DiNapoli Fiscal Reform Report by Matthew Hamilton



With voter turnout in Vallejo dropping every year for Participatory Budgeting, the Vallejo City Council wants to re-examine or re-think the process. Maybe they could investigate better methods in their outreach process, become more inclusive to demographics that are not largely represented in voting statistics, plus raise the bar on voting numbers for winning ballots, or actually take the time to listen to the many residents#x2019; needs.

In order to realize a financial democracy #x2014; the primary purpose of the resident participatory budgeting system #x2014; residents#x2019; free participation and representativeness are required. However, realistically, there exists a severe power imbalance in the budgeting process between residents and the bureaucratic organization involved, and the system itself may become operated by people of social power. This is possible because in the traditional administrative paradigm, professional officials lacked training in human interaction, debate and mediation technique. There also exist remaining authoritarian habits.

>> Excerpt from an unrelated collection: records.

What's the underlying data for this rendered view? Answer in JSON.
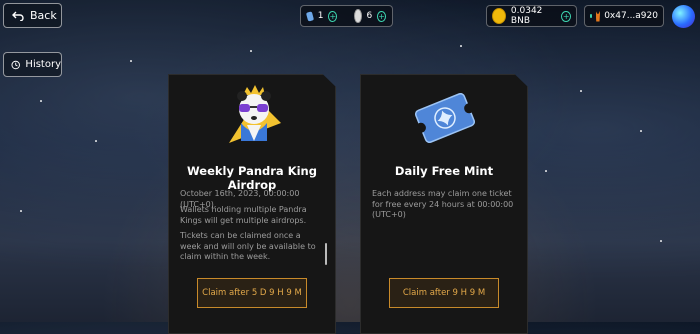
{
  "header": {
    "back_label": "Back",
    "ticket_count": "1",
    "panda_count": "6",
    "bnb_balance": "0.0342 BNB",
    "wallet_address": "0x47...a920"
  },
  "sidebar": {
    "history_label": "History"
  },
  "cards": [
    {
      "title": "Weekly Pandra King Airdrop",
      "date": "October 16th, 2023, 00:00:00 (UTC+0).",
      "text1": "Wallets holding multiple Pandra Kings will get multiple airdrops.",
      "text2": "Tickets can be claimed once a week and will only be available to claim within the week.",
      "button": "Claim after 5 D 9 H 9 M"
    },
    {
      "title": "Daily Free Mint",
      "text1": "Each address may claim one ticket for free every 24 hours at 00:00:00 (UTC+0)",
      "button": "Claim after 9 H 9 M"
    }
  ],
  "colors": {
    "accent_orange": "#e3a94a",
    "plus_teal": "#3dd6b0",
    "bnb_gold": "#f0b90b"
  }
}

In addition, it is difficult to have the younger demographic or those with occupations to actually participate as residents. The council recently approved Cycle 4 rule book to drop the minimum voting age from 16 to 14. I think getting younger people more involved in the democratic system being counted as residents is a good idea.

Otherwise, participating agents are mostly those who have relatively more time, such as the older demographic, the unemployed and the independent business workers. This limits the inclusiveness of participating agents and creates problems of representativeness. The essence of the resident participatory budgeting system lies in overcoming the inconsistencies between representative politics and participation to promote the development of a financial democracy. An authentic form of resident participation is the key element #x2014; when residents criticize and control previous forms of an occlusive and inflexible administration system and decision making system.

#x201c;In the usual forms of democratic engagement: Public hearings and town meetings and the people who go to those things don#x2019;t expect anything to happen because of their participation,#x201d; said Archon Fung, a Harvard University professor who researches participatory governance. #x201c;Participatory budgeting is fundamentally different because people expect something to happen with their participation.#x201d;

To fulfill that vision, the process needs resources behind it, enough funds for projects to demonstrate a visible community benefit and ample capacity from the facilitators of the process (whether its officials or City Hall) to truly reach out to the community. Without intention and capacity, PB risks duplicating the process of elections for ordinary representation democracy where white middle or upper class voters are far more likely to vote and therefore enjoy an outsized influence on their neighborhood.

Winning projects may not be the most worthy. Scalability is a problem the larger the community served by the process #x2014; the more difficult it is to ensure that both the process and the resulting projects reflect the needs of the entire community.

If there was $1 million to put toward jobs or programming you#x2019;d probably have 5,000 people showing up for the vote, not to mention community meetings, rather than #x201c;touch and feel#x201d; city capital projects and infrastructure that consistently confuses residents.



When Feed My Sheep began offering financial assistance to clients, attendance at a budgeting class became a requirement.

A basic budgeting class will be at 5:30 pm Thursday at Feed My Sheep, 613 S. Third St., Temple